Dissolution of carbonate platforms, like The Bahamas, throughout Quaternary sea-level oscillations have created mature karst landscapes that can include sinkholes and off-shore blue holes. These karst features are flooded by saline oceanic waters and meteoric-influenced groundwaters, which creates unique groundwater environments and ecosystems. Little is known about the modern benthic meiofauna, like foraminifera, in these environments or how internal hydrographic characteristics of salinity, dissolved oxygen, or pH may influence benthic habitat viability. Here we compare the total benthic foraminiferal distributions in sediment-water interface samples collected from >2 m water depth on the carbonate tidal flats, and the two subtidal blue holes Freshwater River Blue Hole and Meredith’s Blue Hole, on the leeward margin of Great Abaco Island, The Bahamas. All samples are dominated by miliolid foraminifera (i.e.,

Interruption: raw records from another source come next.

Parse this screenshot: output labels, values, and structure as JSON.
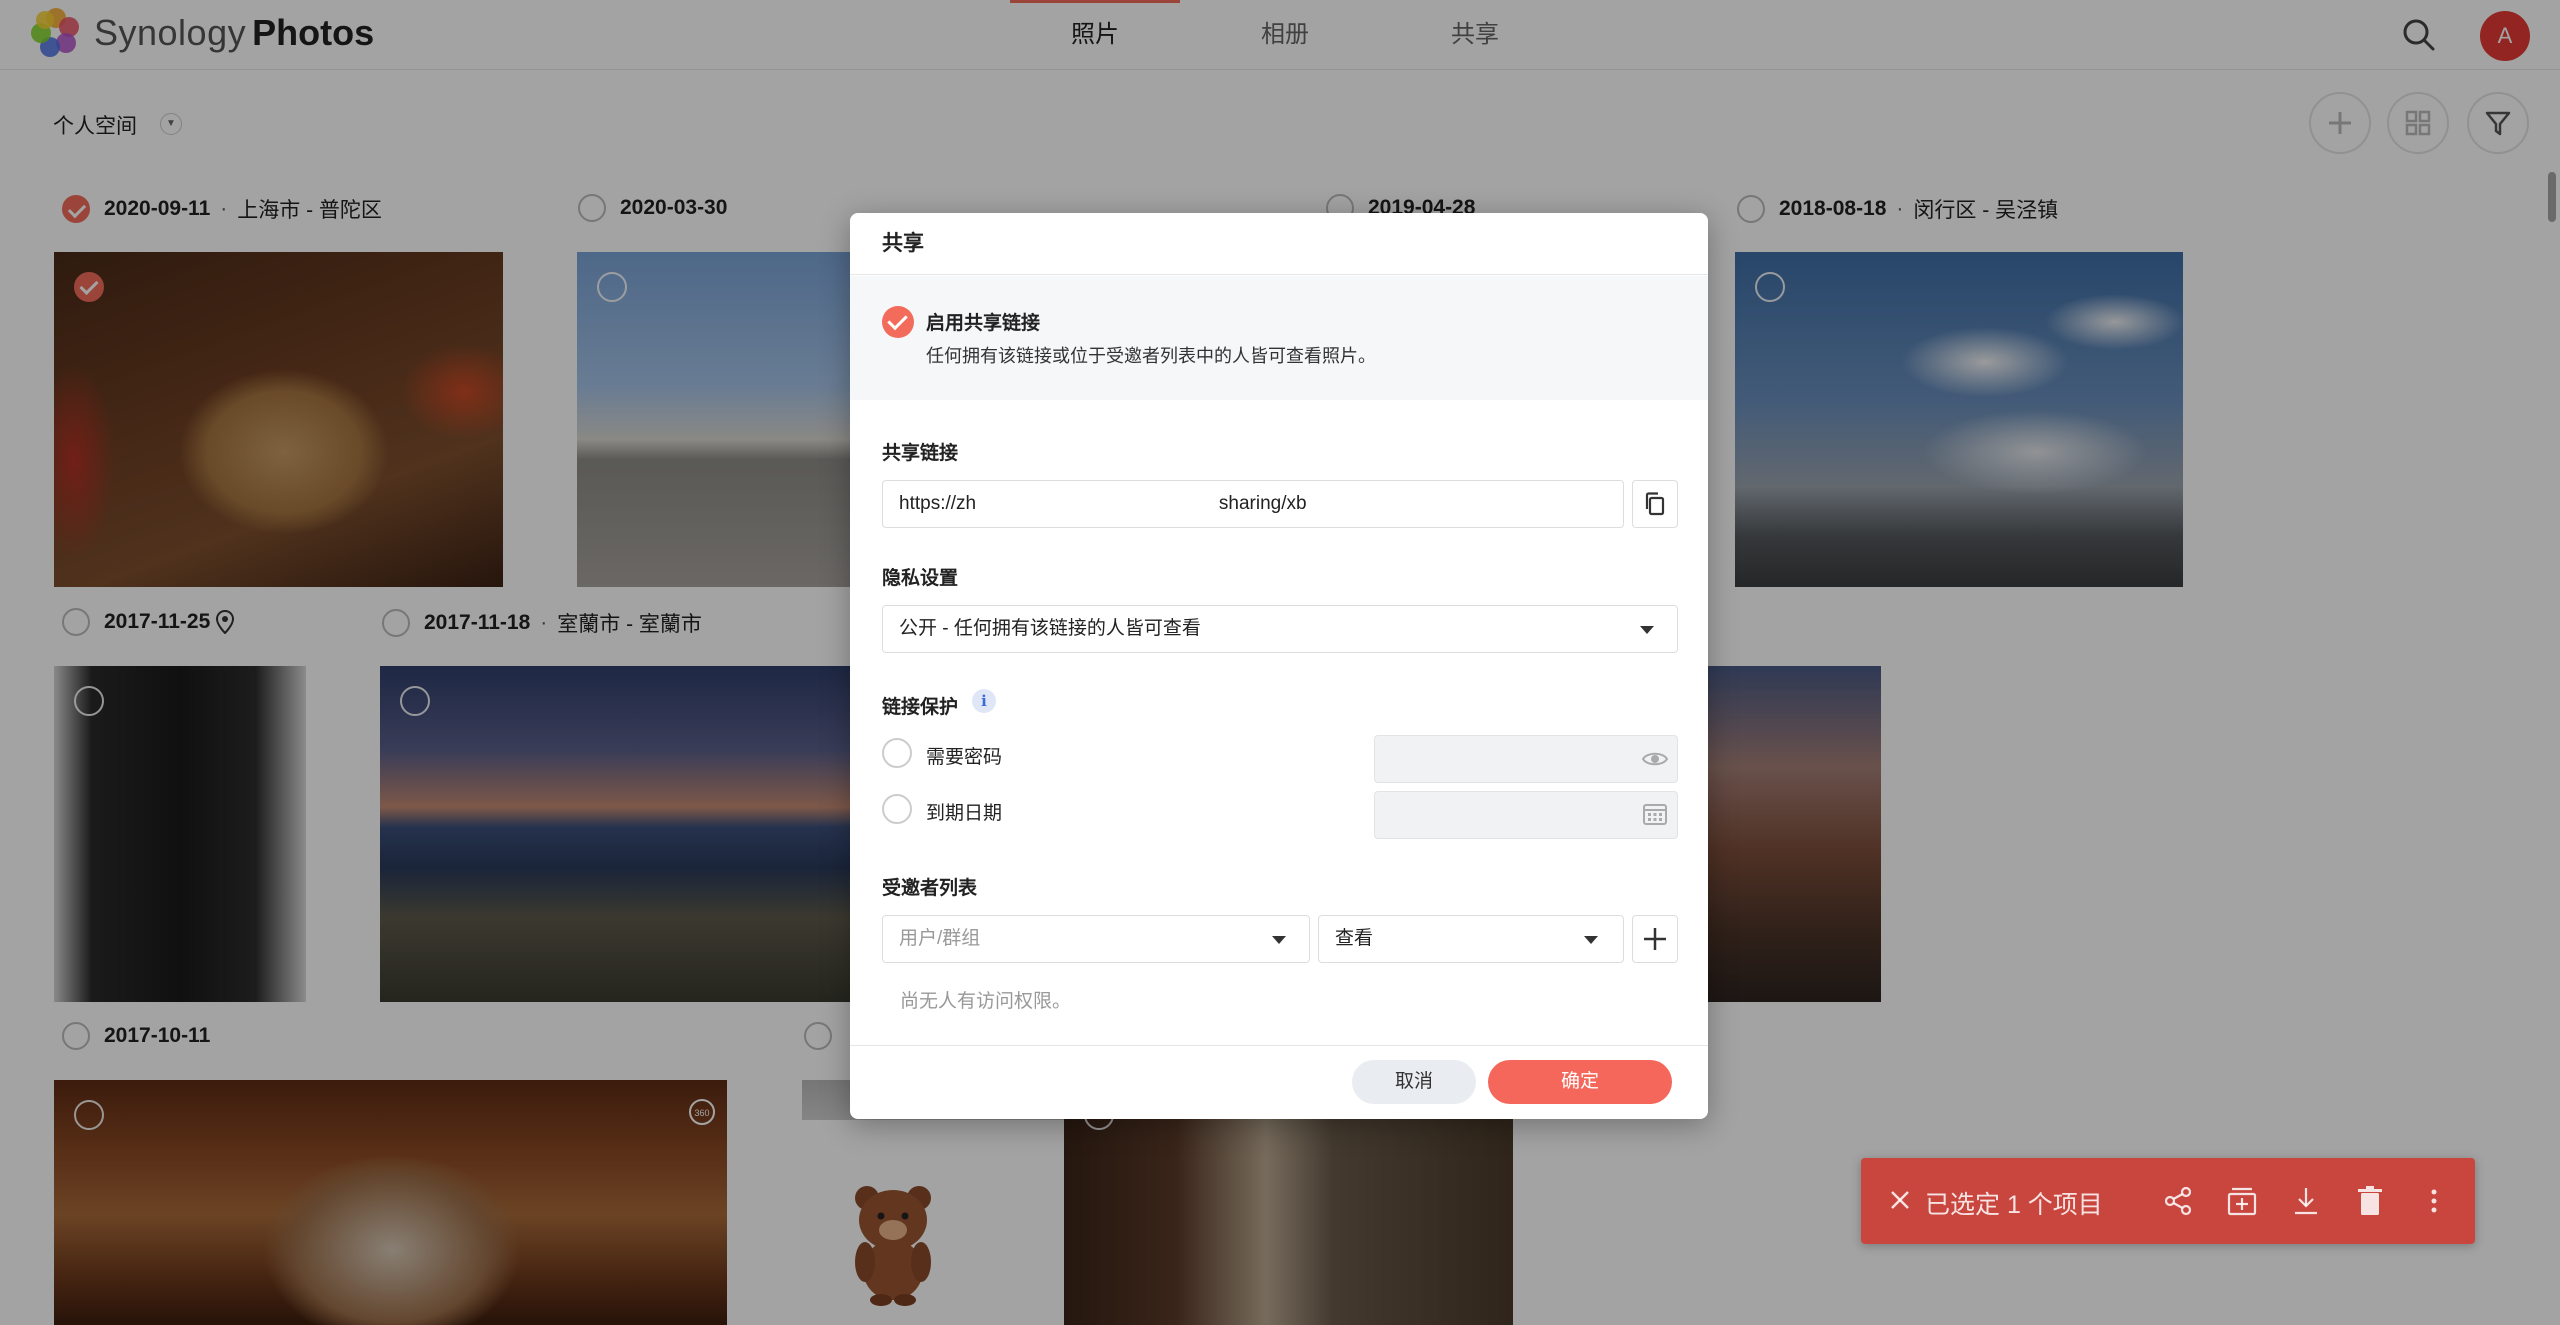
{
  "app": {
    "brand_part1": "Synology",
    "brand_part2": "Photos",
    "tabs": [
      {
        "label": "照片",
        "active": true
      },
      {
        "label": "相册",
        "active": false
      },
      {
        "label": "共享",
        "active": false
      }
    ],
    "avatar_letter": "A",
    "space_label": "个人空间",
    "accent_color": "#f26b5b"
  },
  "groups": [
    {
      "date": "2020-09-11",
      "location": "上海市 - 普陀区",
      "selected": true
    },
    {
      "date": "2020-03-30",
      "location": "",
      "selected": false
    },
    {
      "date": "2019-04-28",
      "location": "",
      "selected": false
    },
    {
      "date": "2018-08-18",
      "location": "闵行区 - 吴泾镇",
      "selected": false
    },
    {
      "date": "2017-11-25",
      "location": "",
      "selected": false
    },
    {
      "date": "2017-11-18",
      "location": "室蘭市 - 室蘭市",
      "selected": false
    },
    {
      "date": "2017-10-11",
      "location": "",
      "selected": false
    }
  ],
  "location_separator": "·",
  "dialog": {
    "title": "共享",
    "enable_title": "启用共享链接",
    "enable_desc": "任何拥有该链接或位于受邀者列表中的人皆可查看照片。",
    "link_label": "共享链接",
    "link_value": "https://zh                                              sharing/xb",
    "privacy_label": "隐私设置",
    "privacy_value": "公开 - 任何拥有该链接的人皆可查看",
    "protection_label": "链接保护",
    "info_glyph": "i",
    "password_label": "需要密码",
    "expiry_label": "到期日期",
    "invitee_label": "受邀者列表",
    "user_placeholder": "用户/群组",
    "permission_value": "查看",
    "no_access_text": "尚无人有访问权限。",
    "cancel_label": "取消",
    "ok_label": "确定"
  },
  "selection_bar": {
    "text": "已选定 1 个项目",
    "icons": [
      "share-icon",
      "add-to-album-icon",
      "download-icon",
      "delete-icon",
      "more-icon"
    ],
    "color": "#c9463f"
  }
}
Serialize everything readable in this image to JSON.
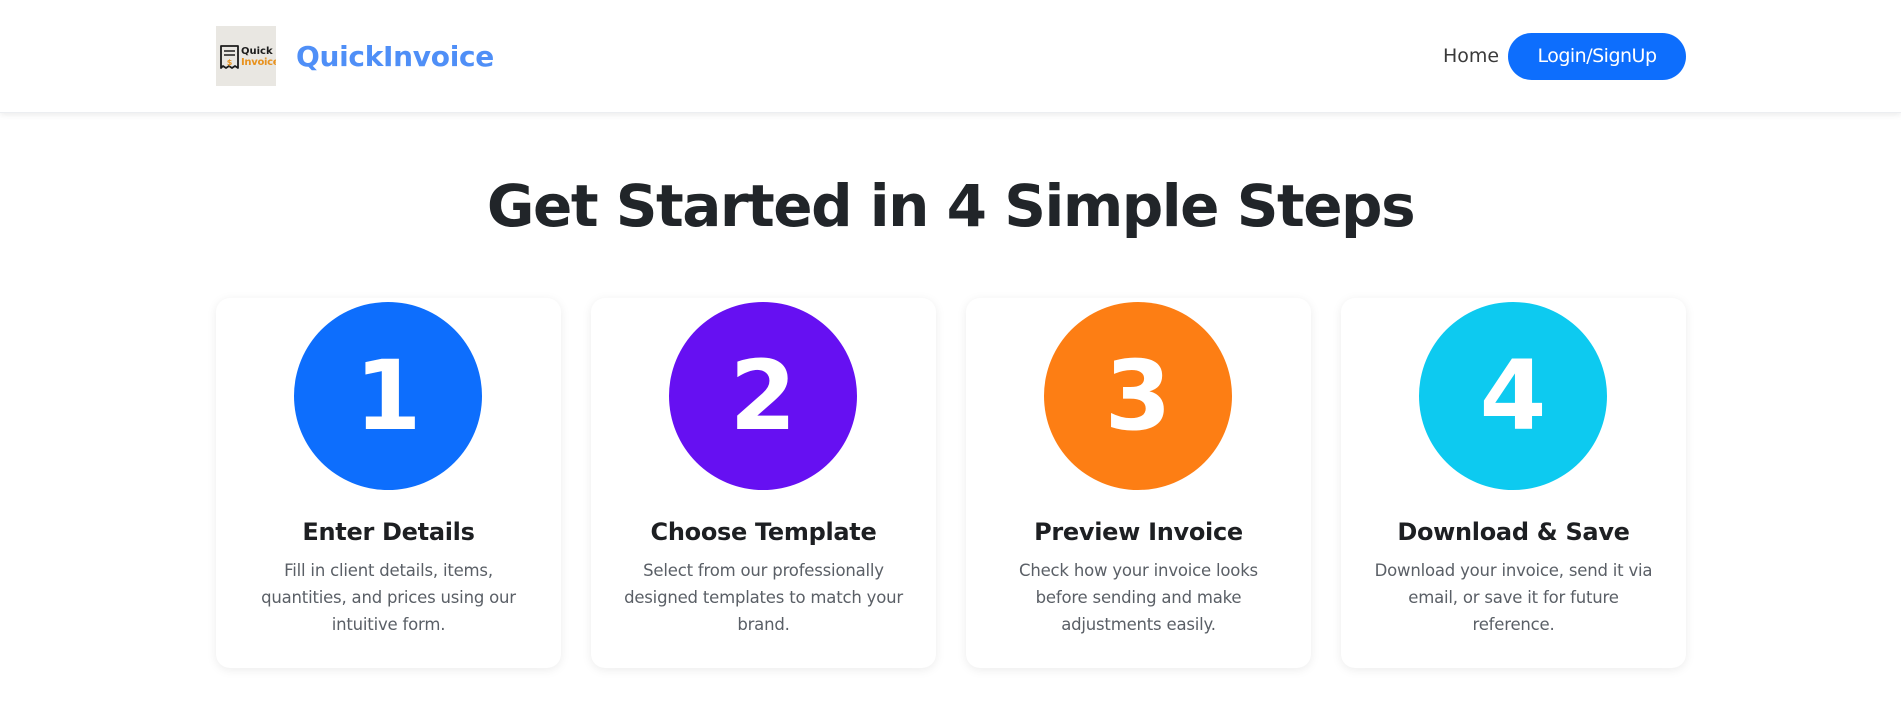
{
  "navbar": {
    "logo": {
      "word1": "Quick",
      "word2": "Invoice",
      "accent_color": "#e8921e"
    },
    "brand_name": "QuickInvoice",
    "brand_color": "#4f8ff7",
    "links": {
      "home": "Home"
    },
    "auth_button_label": "Login/SignUp",
    "auth_button_color": "#0d6efd"
  },
  "steps_section": {
    "title": "Get Started in 4 Simple Steps",
    "steps": [
      {
        "number": "1",
        "color": "#0d6efd",
        "title": "Enter Details",
        "description": "Fill in client details, items, quantities, and prices using our intuitive form."
      },
      {
        "number": "2",
        "color": "#6610f2",
        "title": "Choose Template",
        "description": "Select from our professionally designed templates to match your brand."
      },
      {
        "number": "3",
        "color": "#fd7e14",
        "title": "Preview Invoice",
        "description": "Check how your invoice looks before sending and make adjustments easily."
      },
      {
        "number": "4",
        "color": "#0dcaf0",
        "title": "Download & Save",
        "description": "Download your invoice, send it via email, or save it for future reference."
      }
    ]
  }
}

Quinqueloculinaand Triloculina), yet notable differences emerge in the secondary taxa between these two environments that allows identification of two assemblages: a Carbonate Tidal Flats Assemblage (CTFA) vs. a Blue Hole Assemblage (BHA). The CTFA includes abundant common shallow-water lagoon foraminifera (e.g., Peneroplis, Rosalina, Rotorbis), while the BHA has higher proportions of foraminifera that are known to tolerate stressful environmental conditions of brackish and dysoxic waters elsewhere (e.g., Pseudoeponides, Cribroelphidium, Ammonia). We also observe how the hydrographic differences between subtidal blue holes can promote different benthic habitats for foraminifera, and this is observed through differences in both agglutinated and hyaline fauna. The unique hydrographic conditions in subtidal blue holes make them great laboratories for assessing the response of benthic foraminiferal communities to extreme environmental conditions (e.g., low pH, dysoxia).